âI got a good deal once on a tool cabinet because I offered to write a positive review on the Customer Experience Survey (you know, the one you get on your receipt and what little people fill?). The manager said it would be wonderful because his store’s performance is assessed in part based on these customer surveys and he really needed a good review this quarter, âsaid Hunter.
Always negotiate furniture.
Hunter said the margin on furniture is often extremely high, up to 80%, which makes furniture a target for trading.
âI always negotiate when I buy everything from mattresses and sofas to end tables,â she said. âAsk for big discounts first, because you never know how desperate they are to run their stock. And try asking for bigger discounts if you buy multiple pieces, or buy a sofa set and get the table. bass for free.
Choose your opponent wisely.
When choosing to negotiate, be sure to deal with the people who can make the decisions, Hunter said. Sometimes floor clerks may not be the best option, so go straight to the cashier or manager to work with someone who has the power to make a decision on pricing.
Remember the ultimate goal.
Bargaining isn’t just about saving a few bucks, Hunter said. Instead, it’s about developing negotiation skills.
âNegotiating in retail can be a useful practice in building your confidence to negotiate more important things like salary and work plans,â she said. âWhile negotiating wages and other relationship issues at work is quite different from the strategies outlined here, the first step is to have the confidence to ask. “
ABOUT EMILY HUNTER, PH.D.
Emily Hunter, Ph.D., associate professor of management at the Hankamer School of Business at Baylor University, teaches negotiation and conflict management. His research on employee work and family issues, breaks from the work day, and deviant behavior has been published in academic journals such as Journal of Applied Psychology, Management journal and Journal of Organizational Behavior.
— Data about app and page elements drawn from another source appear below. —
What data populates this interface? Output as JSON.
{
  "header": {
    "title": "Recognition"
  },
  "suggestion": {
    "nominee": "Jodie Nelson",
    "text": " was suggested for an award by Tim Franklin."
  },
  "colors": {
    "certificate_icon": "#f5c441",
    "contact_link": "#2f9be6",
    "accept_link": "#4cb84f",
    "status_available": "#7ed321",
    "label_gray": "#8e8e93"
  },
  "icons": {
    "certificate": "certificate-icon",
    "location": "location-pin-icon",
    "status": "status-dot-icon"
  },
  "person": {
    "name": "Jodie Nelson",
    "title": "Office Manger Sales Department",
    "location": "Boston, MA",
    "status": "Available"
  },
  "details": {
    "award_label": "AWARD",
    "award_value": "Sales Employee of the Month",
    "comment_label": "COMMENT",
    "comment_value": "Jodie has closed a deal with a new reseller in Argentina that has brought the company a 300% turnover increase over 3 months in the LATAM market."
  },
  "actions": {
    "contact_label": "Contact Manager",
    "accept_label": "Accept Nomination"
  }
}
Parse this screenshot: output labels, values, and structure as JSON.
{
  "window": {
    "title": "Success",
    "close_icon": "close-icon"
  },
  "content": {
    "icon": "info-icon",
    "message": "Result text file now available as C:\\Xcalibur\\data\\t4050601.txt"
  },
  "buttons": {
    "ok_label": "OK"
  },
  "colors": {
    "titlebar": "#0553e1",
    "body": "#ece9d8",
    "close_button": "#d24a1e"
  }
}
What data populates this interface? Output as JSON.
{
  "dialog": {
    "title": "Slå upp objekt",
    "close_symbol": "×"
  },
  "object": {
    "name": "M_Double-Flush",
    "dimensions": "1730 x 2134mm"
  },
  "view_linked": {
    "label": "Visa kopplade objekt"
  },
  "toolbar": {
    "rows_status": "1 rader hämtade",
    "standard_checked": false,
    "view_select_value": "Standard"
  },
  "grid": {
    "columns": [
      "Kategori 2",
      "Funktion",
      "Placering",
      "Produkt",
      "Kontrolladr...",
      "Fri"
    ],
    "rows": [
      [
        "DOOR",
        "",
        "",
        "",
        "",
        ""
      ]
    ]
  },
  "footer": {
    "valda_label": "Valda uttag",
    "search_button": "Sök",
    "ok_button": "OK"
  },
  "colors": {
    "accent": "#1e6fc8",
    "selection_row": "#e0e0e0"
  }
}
She is also co-author of “Organized Innovation: A Blueprint for Renewing America’s Prosperity”.
ABOUT BAYLOR UNIVERSITY
Baylor University is a private Christian university and nationally classified research institution. The University provides a vibrant campus community to over 17,000 students by blending interdisciplinary research with an international reputation for educational excellence and faculty commitment to teaching and scholarship. Accredited in 1845 by the Republic of Texas through the efforts of Baptist pioneers, Baylor is the oldest operating university in Texas. Located in Waco, Baylor welcomes students from all 50 states and over 80 countries to study a wide range of degrees among its 12 nationally recognized academic divisions.
ABOUT BAYLOR HANKAMER SCHOOL OF BUSINESS
Baylor University’s Hankamer School of Business offers a rigorous academic experience, consisting of classroom and hands-on learning, guided by Christian commitment and a global perspective. Nationally recognized for several programs, including entrepreneurship and accounting, the school offers 24 fields of undergraduate study and 13 fields of graduate study. Visit www.baylor.edu/business and follow him on Twitter at twitter.com/Baylor_Business.